Problem details: Find how many lines of the records hold the string "title" and reply with only that total.

Records:
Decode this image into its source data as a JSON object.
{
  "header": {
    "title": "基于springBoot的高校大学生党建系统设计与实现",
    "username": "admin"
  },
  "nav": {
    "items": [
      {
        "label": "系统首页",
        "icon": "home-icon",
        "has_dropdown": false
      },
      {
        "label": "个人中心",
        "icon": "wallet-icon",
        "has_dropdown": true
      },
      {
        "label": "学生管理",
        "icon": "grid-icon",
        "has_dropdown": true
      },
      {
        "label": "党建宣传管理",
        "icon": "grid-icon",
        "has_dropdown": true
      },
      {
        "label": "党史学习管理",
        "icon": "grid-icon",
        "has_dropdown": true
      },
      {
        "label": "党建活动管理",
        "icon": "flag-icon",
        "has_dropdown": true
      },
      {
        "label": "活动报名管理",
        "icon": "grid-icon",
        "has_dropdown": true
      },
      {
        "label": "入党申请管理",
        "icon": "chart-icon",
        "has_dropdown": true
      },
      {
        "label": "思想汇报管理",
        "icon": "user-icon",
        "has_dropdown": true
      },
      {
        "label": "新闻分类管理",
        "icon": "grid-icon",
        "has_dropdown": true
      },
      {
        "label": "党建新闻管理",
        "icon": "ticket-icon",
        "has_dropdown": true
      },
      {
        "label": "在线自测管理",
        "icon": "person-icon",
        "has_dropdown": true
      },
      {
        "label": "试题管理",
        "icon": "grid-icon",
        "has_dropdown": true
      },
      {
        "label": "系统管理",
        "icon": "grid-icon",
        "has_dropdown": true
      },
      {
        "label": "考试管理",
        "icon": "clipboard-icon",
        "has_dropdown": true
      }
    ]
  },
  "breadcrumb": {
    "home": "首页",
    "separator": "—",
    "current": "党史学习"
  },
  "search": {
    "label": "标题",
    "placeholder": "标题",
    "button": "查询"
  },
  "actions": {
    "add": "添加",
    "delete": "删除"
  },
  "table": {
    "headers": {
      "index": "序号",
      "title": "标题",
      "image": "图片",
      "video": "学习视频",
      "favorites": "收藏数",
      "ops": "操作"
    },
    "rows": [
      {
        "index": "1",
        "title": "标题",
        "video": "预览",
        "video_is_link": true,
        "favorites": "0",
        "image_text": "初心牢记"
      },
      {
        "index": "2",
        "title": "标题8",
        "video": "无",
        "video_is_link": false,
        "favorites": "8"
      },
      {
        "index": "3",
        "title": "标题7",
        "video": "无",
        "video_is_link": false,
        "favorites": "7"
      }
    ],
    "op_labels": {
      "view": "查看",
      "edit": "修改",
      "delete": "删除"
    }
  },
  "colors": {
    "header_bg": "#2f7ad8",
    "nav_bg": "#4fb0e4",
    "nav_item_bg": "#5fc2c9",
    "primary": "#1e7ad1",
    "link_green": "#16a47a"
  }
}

Response area: 5